---------- SUPPLIED RECORDS ----------

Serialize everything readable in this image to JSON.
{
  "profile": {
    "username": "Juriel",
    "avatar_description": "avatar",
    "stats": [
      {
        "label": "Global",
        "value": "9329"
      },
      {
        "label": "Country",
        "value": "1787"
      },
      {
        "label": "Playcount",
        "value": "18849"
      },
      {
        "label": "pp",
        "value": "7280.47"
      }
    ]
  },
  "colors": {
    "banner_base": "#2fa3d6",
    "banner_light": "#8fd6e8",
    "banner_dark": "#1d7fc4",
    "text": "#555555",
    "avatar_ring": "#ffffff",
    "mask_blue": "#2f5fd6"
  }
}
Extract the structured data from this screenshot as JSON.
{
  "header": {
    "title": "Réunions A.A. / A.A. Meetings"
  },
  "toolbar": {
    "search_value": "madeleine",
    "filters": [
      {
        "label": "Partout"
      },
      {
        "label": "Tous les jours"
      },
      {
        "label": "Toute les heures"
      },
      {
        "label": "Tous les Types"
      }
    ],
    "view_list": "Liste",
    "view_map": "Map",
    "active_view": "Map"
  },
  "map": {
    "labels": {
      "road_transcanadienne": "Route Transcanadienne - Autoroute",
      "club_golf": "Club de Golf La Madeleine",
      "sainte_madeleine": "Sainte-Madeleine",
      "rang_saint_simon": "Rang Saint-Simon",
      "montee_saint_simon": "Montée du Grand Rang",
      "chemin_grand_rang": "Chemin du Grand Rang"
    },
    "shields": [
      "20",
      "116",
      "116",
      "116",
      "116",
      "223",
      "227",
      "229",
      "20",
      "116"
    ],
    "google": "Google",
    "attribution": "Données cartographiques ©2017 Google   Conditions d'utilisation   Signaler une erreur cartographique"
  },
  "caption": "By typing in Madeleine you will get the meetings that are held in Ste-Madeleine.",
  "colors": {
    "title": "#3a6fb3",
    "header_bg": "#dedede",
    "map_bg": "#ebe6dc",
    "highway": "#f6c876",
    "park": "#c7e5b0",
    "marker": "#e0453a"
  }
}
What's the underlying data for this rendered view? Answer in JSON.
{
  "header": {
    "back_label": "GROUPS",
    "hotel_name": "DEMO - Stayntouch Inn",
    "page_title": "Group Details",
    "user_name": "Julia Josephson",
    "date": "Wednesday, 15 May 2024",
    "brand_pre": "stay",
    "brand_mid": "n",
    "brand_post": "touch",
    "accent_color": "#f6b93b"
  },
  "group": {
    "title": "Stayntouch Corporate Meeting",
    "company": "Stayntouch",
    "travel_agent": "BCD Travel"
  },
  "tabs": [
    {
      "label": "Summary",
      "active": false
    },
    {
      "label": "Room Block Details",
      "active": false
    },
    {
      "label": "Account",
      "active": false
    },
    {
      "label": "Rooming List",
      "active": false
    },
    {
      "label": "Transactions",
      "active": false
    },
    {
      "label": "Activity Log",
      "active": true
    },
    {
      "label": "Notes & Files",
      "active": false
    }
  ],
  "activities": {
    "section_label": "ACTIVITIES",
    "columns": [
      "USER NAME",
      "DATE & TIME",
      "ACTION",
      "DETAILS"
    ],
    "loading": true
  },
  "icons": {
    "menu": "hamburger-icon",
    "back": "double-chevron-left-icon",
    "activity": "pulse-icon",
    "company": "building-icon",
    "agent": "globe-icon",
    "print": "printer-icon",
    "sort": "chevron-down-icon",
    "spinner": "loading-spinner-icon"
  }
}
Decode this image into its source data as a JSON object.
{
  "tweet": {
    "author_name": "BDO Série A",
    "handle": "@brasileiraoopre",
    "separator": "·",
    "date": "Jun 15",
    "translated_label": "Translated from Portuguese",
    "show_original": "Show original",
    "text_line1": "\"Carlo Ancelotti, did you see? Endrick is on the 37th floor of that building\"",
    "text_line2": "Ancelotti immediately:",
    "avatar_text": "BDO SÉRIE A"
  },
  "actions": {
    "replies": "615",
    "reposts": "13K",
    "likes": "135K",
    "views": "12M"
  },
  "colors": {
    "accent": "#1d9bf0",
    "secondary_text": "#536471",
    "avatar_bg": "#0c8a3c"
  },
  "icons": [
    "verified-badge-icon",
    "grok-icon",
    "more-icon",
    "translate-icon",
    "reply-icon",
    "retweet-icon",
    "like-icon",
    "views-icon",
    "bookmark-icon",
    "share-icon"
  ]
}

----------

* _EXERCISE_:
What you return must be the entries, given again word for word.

* _EXERCISE ANSWER_:
Serialize everything readable in this image to JSON.
{
  "profile": {
    "username": "Juriel",
    "avatar_description": "avatar",
    "stats": [
      {
        "label": "Global",
        "value": "9329"
      },
      {
        "label": "Country",
        "value": "1787"
      },
      {
        "label": "Playcount",
        "value": "18849"
      },
      {
        "label": "pp",
        "value": "7280.47"
      }
    ]
  },
  "colors": {
    "banner_base": "#2fa3d6",
    "banner_light": "#8fd6e8",
    "banner_dark": "#1d7fc4",
    "text": "#555555",
    "avatar_ring": "#ffffff",
    "mask_blue": "#2f5fd6"
  }
}
Extract the structured data from this screenshot as JSON.
{
  "header": {
    "title": "Réunions A.A. / A.A. Meetings"
  },
  "toolbar": {
    "search_value": "madeleine",
    "filters": [
      {
        "label": "Partout"
      },
      {
        "label": "Tous les jours"
      },
      {
        "label": "Toute les heures"
      },
      {
        "label": "Tous les Types"
      }
    ],
    "view_list": "Liste",
    "view_map": "Map",
    "active_view": "Map"
  },
  "map": {
    "labels": {
      "road_transcanadienne": "Route Transcanadienne - Autoroute",
      "club_golf": "Club de Golf La Madeleine",
      "sainte_madeleine": "Sainte-Madeleine",
      "rang_saint_simon": "Rang Saint-Simon",
      "montee_saint_simon": "Montée du Grand Rang",
      "chemin_grand_rang": "Chemin du Grand Rang"
    },
    "shields": [
      "20",
      "116",
      "116",
      "116",
      "116",
      "223",
      "227",
      "229",
      "20",
      "116"
    ],
    "google": "Google",
    "attribution": "Données cartographiques ©2017 Google   Conditions d'utilisation   Signaler une erreur cartographique"
  },
  "caption": "By typing in Madeleine you will get the meetings that are held in Ste-Madeleine.",
  "colors": {
    "title": "#3a6fb3",
    "header_bg": "#dedede",
    "map_bg": "#ebe6dc",
    "highway": "#f6c876",
    "park": "#c7e5b0",
    "marker": "#e0453a"
  }
}
What's the underlying data for this rendered view? Answer in JSON.
{
  "header": {
    "back_label": "GROUPS",
    "hotel_name": "DEMO - Stayntouch Inn",
    "page_title": "Group Details",
    "user_name": "Julia Josephson",
    "date": "Wednesday, 15 May 2024",
    "brand_pre": "stay",
    "brand_mid": "n",
    "brand_post": "touch",
    "accent_color": "#f6b93b"
  },
  "group": {
    "title": "Stayntouch Corporate Meeting",
    "company": "Stayntouch",
    "travel_agent": "BCD Travel"
  },
  "tabs": [
    {
      "label": "Summary",
      "active": false
    },
    {
      "label": "Room Block Details",
      "active": false
    },
    {
      "label": "Account",
      "active": false
    },
    {
      "label": "Rooming List",
      "active": false
    },
    {
      "label": "Transactions",
      "active": false
    },
    {
      "label": "Activity Log",
      "active": true
    },
    {
      "label": "Notes & Files",
      "active": false
    }
  ],
  "activities": {
    "section_label": "ACTIVITIES",
    "columns": [
      "USER NAME",
      "DATE & TIME",
      "ACTION",
      "DETAILS"
    ],
    "loading": true
  },
  "icons": {
    "menu": "hamburger-icon",
    "back": "double-chevron-left-icon",
    "activity": "pulse-icon",
    "company": "building-icon",
    "agent": "globe-icon",
    "print": "printer-icon",
    "sort": "chevron-down-icon",
    "spinner": "loading-spinner-icon"
  }
}
Decode this image into its source data as a JSON object.
{
  "tweet": {
    "author_name": "BDO Série A",
    "handle": "@brasileiraoopre",
    "separator": "·",
    "date": "Jun 15",
    "translated_label": "Translated from Portuguese",
    "show_original": "Show original",
    "text_line1": "\"Carlo Ancelotti, did you see? Endrick is on the 37th floor of that building\"",
    "text_line2": "Ancelotti immediately:",
    "avatar_text": "BDO SÉRIE A"
  },
  "actions": {
    "replies": "615",
    "reposts": "13K",
    "likes": "135K",
    "views": "12M"
  },
  "colors": {
    "accent": "#1d9bf0",
    "secondary_text": "#536471",
    "avatar_bg": "#0c8a3c"
  },
  "icons": [
    "verified-badge-icon",
    "grok-icon",
    "more-icon",
    "translate-icon",
    "reply-icon",
    "retweet-icon",
    "like-icon",
    "views-icon",
    "bookmark-icon",
    "share-icon"
  ]
}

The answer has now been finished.